File(s) under permanent embargo

Compensatory growth in an aquatic plant mediates exploitative competition between seasonally tied herbivores

journal contribution
posted on 01.07.2009, 00:00 authored by B Hidding, B Nolet, T de Boer, P de Vries, Marcel KlaassenMarcel Klaassen
The degree to which vertebrate herbivores exploitatively compete for the same food plant may depend on the level of compensatory plant growth. Such compensation is higher when there is reduced density-dependent competition in plants after herbivore damage. Whether there is relief from competition may largely be determined by the life-history stage of plants under herbivory. Such stage-specific compensation may apply to seasonal herbivory on the clonal aquatic plant sago pondweed (Potamogeton pectinatus L.). It winters in sediments of shallow lakes as tubers that are foraged upon by Bewick's Swans (Cygnus columbianus bewickii Yarrell), whereas aboveground biomass in summer is mostly consumed by ducks, coots, and Mute Swans. Here, tuber predation may be compensated due to diminished negative density dependence in the next growth season. However, we expected lower compensation to summer herbivory by waterfowl and fish as density of aboveground biomass in summer is closely related to photosynthetic carbon fixation. In a factorial exclosure study we simultaneously investigated (1) the effect of summer herbivory on aboveground biomass and autumn tuber biomass and (2) the effect of tuber predation in autumn on aboveground biomass and tuber biomass a year later. Summer herbivory strongly influenced belowground tuber biomass in autumn, limiting food availability to Bewick's Swans. In contrast, tuber predation in autumn by Bewick's Swans had a limited and variable effect on P. pectinatus biomass in the following growth season.
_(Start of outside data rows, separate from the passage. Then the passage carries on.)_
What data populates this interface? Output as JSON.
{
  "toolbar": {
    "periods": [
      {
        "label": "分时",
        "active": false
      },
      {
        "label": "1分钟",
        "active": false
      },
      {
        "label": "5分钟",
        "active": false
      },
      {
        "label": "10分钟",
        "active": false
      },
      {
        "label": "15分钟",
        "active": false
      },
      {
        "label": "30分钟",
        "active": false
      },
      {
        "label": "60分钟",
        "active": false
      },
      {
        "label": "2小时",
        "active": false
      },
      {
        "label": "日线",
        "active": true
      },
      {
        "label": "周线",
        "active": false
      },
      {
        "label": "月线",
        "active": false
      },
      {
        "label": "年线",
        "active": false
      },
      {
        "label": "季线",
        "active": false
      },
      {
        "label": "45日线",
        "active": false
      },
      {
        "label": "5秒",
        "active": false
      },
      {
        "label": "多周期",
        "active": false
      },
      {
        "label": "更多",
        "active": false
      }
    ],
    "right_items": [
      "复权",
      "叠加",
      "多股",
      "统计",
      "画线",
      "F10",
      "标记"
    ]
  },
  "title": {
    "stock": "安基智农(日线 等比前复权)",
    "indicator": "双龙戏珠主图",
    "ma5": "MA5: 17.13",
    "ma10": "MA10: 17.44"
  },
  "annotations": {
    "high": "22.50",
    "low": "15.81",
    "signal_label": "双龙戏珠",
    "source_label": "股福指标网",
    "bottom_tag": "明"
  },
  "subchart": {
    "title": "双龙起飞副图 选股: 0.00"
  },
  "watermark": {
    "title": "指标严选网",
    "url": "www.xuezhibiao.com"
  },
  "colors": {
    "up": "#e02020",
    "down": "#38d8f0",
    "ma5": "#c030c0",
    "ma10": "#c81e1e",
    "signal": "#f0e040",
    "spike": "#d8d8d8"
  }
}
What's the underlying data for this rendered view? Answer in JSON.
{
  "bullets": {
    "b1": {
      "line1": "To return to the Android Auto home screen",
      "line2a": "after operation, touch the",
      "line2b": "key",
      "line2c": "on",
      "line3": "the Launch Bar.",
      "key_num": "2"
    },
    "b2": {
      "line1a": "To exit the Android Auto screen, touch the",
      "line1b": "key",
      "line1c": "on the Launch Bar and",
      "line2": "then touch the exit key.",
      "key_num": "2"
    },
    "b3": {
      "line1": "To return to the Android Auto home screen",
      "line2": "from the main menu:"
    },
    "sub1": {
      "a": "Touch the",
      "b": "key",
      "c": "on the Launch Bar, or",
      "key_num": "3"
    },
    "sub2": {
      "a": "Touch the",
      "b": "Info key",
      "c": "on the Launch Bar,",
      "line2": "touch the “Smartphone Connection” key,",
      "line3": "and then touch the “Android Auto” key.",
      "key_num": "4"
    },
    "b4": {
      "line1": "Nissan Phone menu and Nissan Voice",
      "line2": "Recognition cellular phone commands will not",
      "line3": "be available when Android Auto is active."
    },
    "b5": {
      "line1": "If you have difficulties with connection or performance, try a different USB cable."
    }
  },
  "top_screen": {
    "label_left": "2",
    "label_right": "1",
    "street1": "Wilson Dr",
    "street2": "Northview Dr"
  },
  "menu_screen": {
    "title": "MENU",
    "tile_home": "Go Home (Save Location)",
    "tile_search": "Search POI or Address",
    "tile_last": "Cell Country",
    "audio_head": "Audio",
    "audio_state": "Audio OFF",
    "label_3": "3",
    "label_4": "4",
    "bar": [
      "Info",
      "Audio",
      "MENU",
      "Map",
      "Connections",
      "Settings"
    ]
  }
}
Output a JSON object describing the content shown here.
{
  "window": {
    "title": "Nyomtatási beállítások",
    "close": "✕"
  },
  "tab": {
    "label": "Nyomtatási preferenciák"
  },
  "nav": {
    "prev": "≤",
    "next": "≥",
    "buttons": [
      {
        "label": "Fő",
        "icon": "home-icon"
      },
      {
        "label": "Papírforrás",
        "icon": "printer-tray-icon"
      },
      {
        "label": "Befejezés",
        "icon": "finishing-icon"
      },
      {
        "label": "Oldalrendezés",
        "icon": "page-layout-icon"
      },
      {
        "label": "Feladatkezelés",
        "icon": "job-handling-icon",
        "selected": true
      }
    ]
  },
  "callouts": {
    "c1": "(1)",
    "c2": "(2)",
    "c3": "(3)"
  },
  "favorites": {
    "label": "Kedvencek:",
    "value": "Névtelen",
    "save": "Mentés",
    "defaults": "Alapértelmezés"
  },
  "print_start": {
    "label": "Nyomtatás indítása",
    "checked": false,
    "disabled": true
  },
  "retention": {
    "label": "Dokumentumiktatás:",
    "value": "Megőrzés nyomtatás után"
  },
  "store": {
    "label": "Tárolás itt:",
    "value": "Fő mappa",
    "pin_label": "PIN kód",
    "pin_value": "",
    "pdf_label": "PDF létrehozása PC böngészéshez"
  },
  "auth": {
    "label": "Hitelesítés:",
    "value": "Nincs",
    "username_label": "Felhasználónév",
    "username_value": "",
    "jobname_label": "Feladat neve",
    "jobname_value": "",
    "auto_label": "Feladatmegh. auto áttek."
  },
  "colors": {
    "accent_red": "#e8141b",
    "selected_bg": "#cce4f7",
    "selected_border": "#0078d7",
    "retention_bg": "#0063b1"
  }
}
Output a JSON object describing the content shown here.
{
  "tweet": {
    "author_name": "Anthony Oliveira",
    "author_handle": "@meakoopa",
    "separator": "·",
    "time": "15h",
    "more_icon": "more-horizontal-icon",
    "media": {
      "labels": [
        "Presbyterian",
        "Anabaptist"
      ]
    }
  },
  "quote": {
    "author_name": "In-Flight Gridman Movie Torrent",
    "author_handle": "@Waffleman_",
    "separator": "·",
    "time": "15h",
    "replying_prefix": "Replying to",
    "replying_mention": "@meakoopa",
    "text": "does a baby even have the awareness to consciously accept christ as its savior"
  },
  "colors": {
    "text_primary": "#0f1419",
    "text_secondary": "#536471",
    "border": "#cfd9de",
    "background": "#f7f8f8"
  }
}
Whereas relief from negative density dependence largely eliminates effects of belowground herbivory by swans, aboveground herbivory in summer limits both above- and belowground plant biomass. Hence, there was an asymmetry in exploitative competition, with herbivores in summer reducing food availability for belowground herbivores in autumn, but not the other way around.

History

Journal

Ecology

Volume

90

Issue

7

Pagination

1891 - 1899

Publisher

Ecological Society of America

Location

Ithaca, N.Y.

ISSN

0012-9658

eISSN

1939-9170

Language

eng

Publication classification

C1.1 Refereed article in a scholarly journal

Copyright notice

2009, Ecological Society of America